On September 26, 2016, the IRS announced that it has contracted with the following four collection agencies to begin private collection on these overdue tax debts, which may begin as early as spring 2017:

  1. CBE Group, 1309 Technology Pkwy., Cedar Falls, IA 50613
  2. Conserve, 200 CrossKeys Office Park, Fairport, NY 14450
  3. Performant, 333 N Canyons Pkwy., Livermore, CA 94551
  4. Pioneer, 325 Daniel Zenker Dr., Horseheads, NY 14845

The new program enables these designated contractors to collect, on the government’s behalf, outstanding inactive tax receivables. However, as a condition to receiving the contract, the agencies agreed to be courteous and respect taxpayer rights including, among other things, abiding by the consumer protection provisions of the Fair Debt Collection Practices Act (the “FDCPA”). Under the FDCPA, if a taxpayer sends the private collection agency a letter stating that it does not want to work with the private collection agency and requests that the case be handled by the IRS, the private collection agency must honor this request.

These private collection agencies will work to collect on accounts where taxpayers owe money, but the IRS is no longer actively working their accounts because they are older or the high cost of collection prevented the IRS from working the cases.

The IRS will give each taxpayer and their representative written notice that their account is being transferred to a private collection agency. The agency will then send a second, separate letter to the taxpayer and their representative confirming this transfer.

It is important to be on the lookout for scams via phone call, email or regular mail from anyone claiming to be collecting on behalf of the IRS. There are various ongoing scams where individuals impersonate IRS agents and request immediate payment.

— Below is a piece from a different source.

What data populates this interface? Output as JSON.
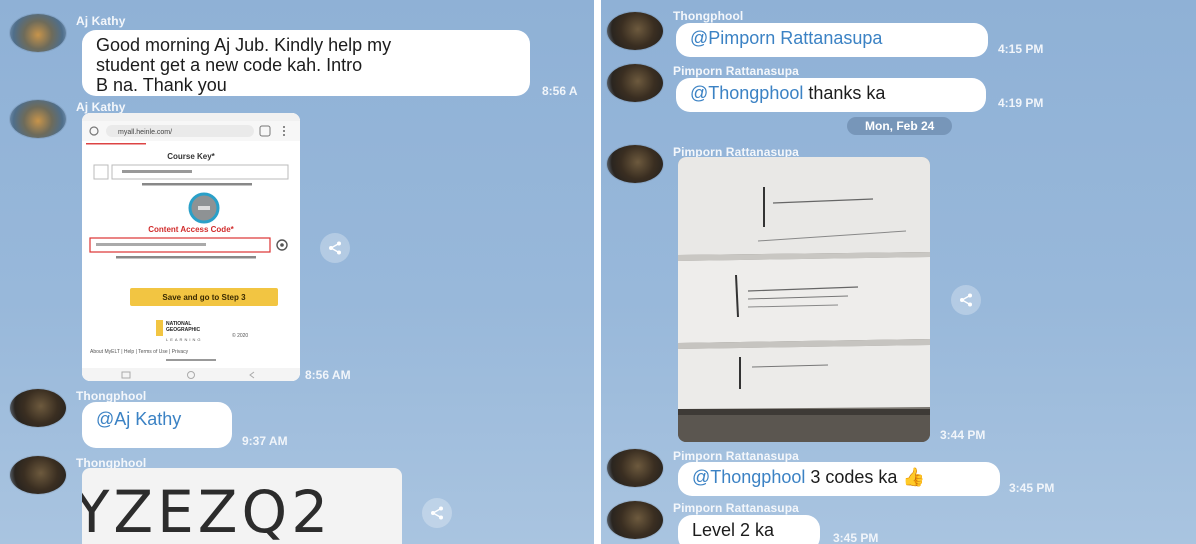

Private collection agencies will not ask for payment on a prepaid debt card. The IRS will inform taxpayers about electronic payment options for taxpayers on IRS.gov and payments by check should be payable to the U.S. Treasury and are sent directly to the IRS, not the private collection agency.

Since the fall of 2013, the Treasury Inspector General for Tax Administration (“TIGTA”) has been tracking and investigating impersonation scams, and to date, more than 1.8 million people have reported to TIGTA that they have received an impersonation call; more than 9,600 victims reported that they paid the criminal impersonators a total amount that exceeds $50 million.  Recently, J. Russell George, Inspector General for the TIGTA, announced that after an exhaustive three-year joint investigation, the U.S. Department of Justice obtained an indictment on 56 individuals, some of whom are located in the United States, and five call centers located in India.  This is the largest single domestic law enforcement action to date involving this type of scam.  Despite this significant legal action, the Inspector General encouraged all members of the public to keep their guard up, as scammers like these are still in the business of cheating people.